Following suit, Casio, maker of G-Shock, has also announced its exit due to the clash in schedules.

That’s interesting. Because…

Meanwhile, the prominent Japanese group CITIZEN has announced the continued participation of their brands Citizen, Bulova, Alpina, Frederique Constant, and movement manufacture Miyota, with a glowing testimonial on the show.

Independent royalty Patek Philippe and Rolex stand strong to be the two main pillars that won’t falter. Chopard, Chanel, and a number of high profile brands have recently reaffirmed their commitment, so has LVMH’s watch division, representing Bvlgari, Hublot, TAG Heuer, and Zenith.

Understandably some of us have kind of tuned out of the Baselworld news given that Richemont, Swatch Group, Breitling, Audemars Piguet and many more have gone on their own paths. That’s like half of the industry we care about. In effect, exhibitor numbers have been on a downward trend from over 2000 a decade ago, plummeted to 520 this year.

Following suit, Casio, maker of G-Shock, has also announced its exit due to the clash in schedules.

The show is on a rescue mission and has vowed to introduce initiatives that would aim to lower the cost of participating, attract more consumers to the event, and transform the whole week into a far greater experience. So far, we haven’t felt the pulse throbbing (yet). It may sound crude, but who wants to watch it die a slow death?

And then, in recent weeks, this popped into my Inbox…

From: Baselworld 2020
Subject: …all eyes on the independent brands

“De Bethune is one of the new arrivals for the 2020 edition. It has joined renowned watchmakers such as Akrivia, Ateliers Louis Moinet, Chronométrie Ferdinand Berthoud, Claude Meylan, Czapek, Kari Voutilainen, L’Epée 1839, Reservoir, Romain Gauthier, Urwerk and many others…Baselworld is strengthening its leadership position as the preferred platform for independent brands.

“The areas of Hall 1 on the south side dedicated to the hosting of Les Ateliers, the Watch Gallery and the Incubator [all to serve a diverse variety of independents] have also been the focus of attention in recent months by Baselworld.”

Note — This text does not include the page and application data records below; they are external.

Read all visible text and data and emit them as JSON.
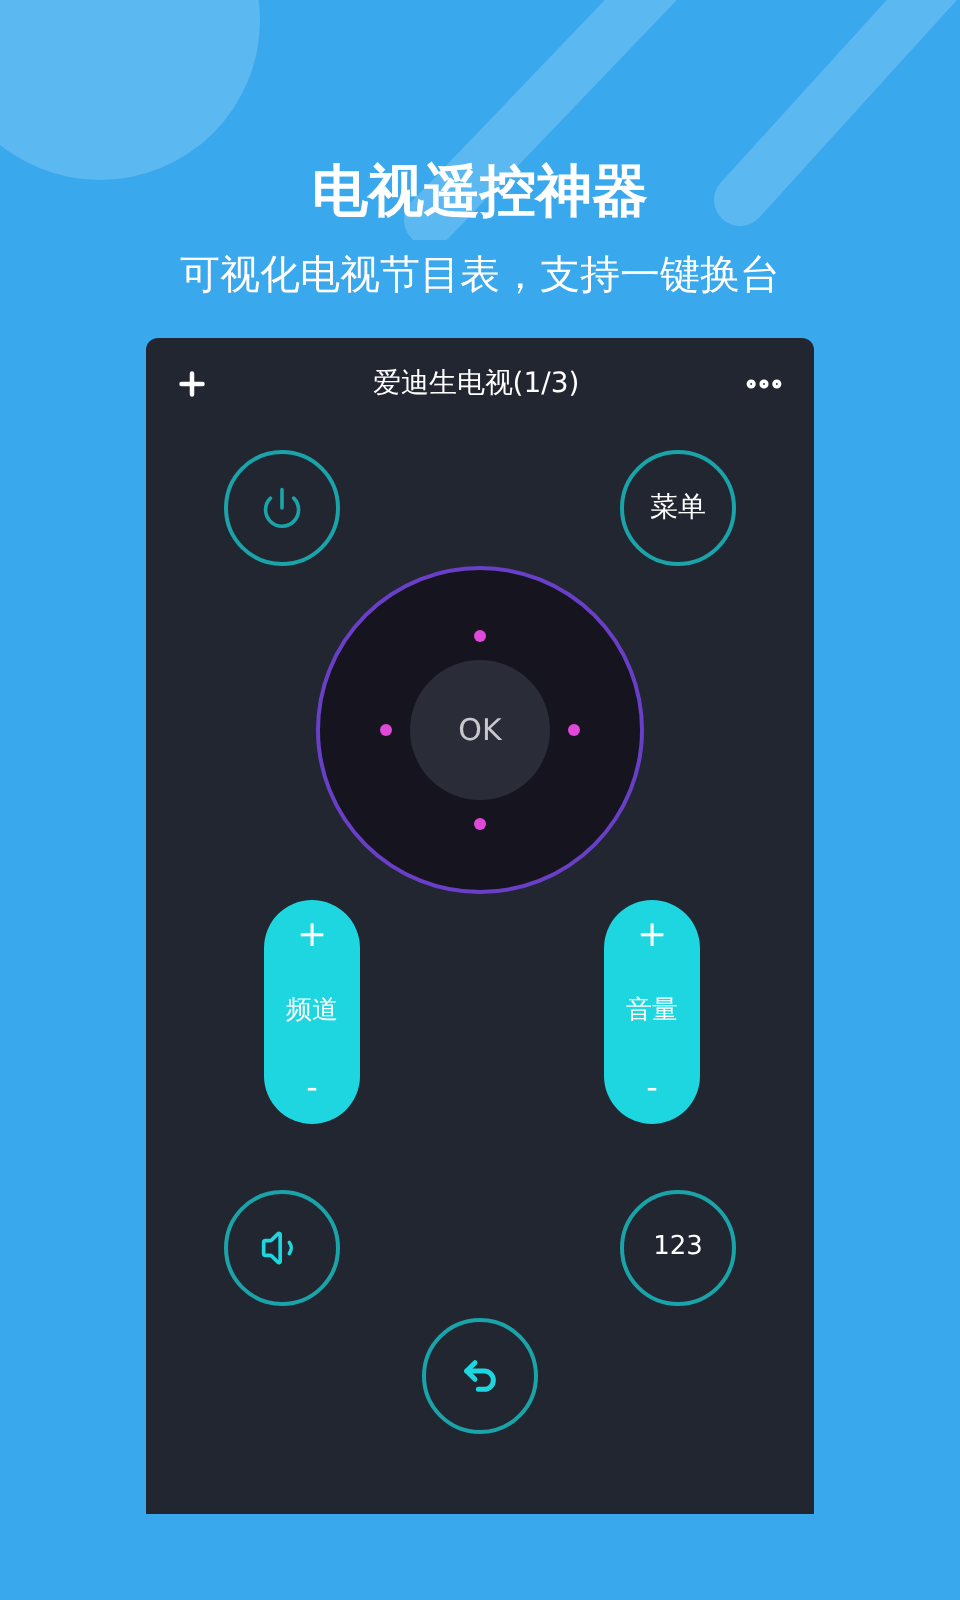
{
  "header": {
    "title": "电视遥控神器",
    "subtitle": "可视化电视节目表，支持一键换台"
  },
  "remote": {
    "title": "爱迪生电视(1/3)",
    "menu_button": "菜单",
    "ok_button": "OK",
    "rockers": [
      {
        "label": "频道",
        "plus": "+",
        "minus": "-"
      },
      {
        "label": "音量",
        "plus": "+",
        "minus": "-"
      }
    ],
    "number_button": "123"
  }
}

Just as we wrapped things up for Christmas, another piece of news release came in, “More than fifteen independent brands have joined together to participate in Baselworld 2020. Grouped under a new banner «The Watch Lounge»”. This is a new separate space created to complement the aforementioned in the same hall, with another concept to present small, independent, and so-called micro brands.

Baselworld is raising the game to bank on the independents, expanding the hall to give prominence to the segment. They have crunched the numbers and know the collective worth of these boutique brands and artisan watchmakers. If they could lure back a lot of the defectors who have been exhibiting at the adjacent hotels, the hall could become quite a destination to attract collectors and consumers alike. Not to mention recouping the revenues drained out to other venues.

Smart move.

There seems to be a sign of a pulse and of getting back in touch with the market

Baselworld is in a fierce bid to resuscitate the 102-year-old show. There seems to be a sign of a pulse and of getting back in touch with the market. Granted, there is one huge difference between this year and last year. A new boss has been installed with a new management direction.

Mr Michel Loris-Melikoff took over as Managing Director of the show last year, just weeks after Swatch Group made a dramatic last-minute exit. A former lawyer and private banker with 20 years’ experience in large-scale events such as FIFA and UEFA, Loris-Melikoff has come in with fresh eyes and is determined to radically revamp the show to catch up with modern times.

Baselworld expects exhibitor numbers to rise above 600 in 2020

“We are continuing our work to transform the show. Baselworld aims to be a community and unifying entity.”  Loris-Melikoff recognises the many independent brands who contribute to the richness and diversity of the watch industry. His team and an entire community have come together to redeploy focus and resources to strengthen the segment’s representation at the fair.

It is only good news for the market to see what I see in the independents. Educating the buyers and influencing the players is a long road. Baselworld expects exhibitor numbers to rise above 600 in 2020. There have been suggestions of new formats or models. Reviving the show needs drastic changes. Playing the Independents card is not enough. But I think there is hope.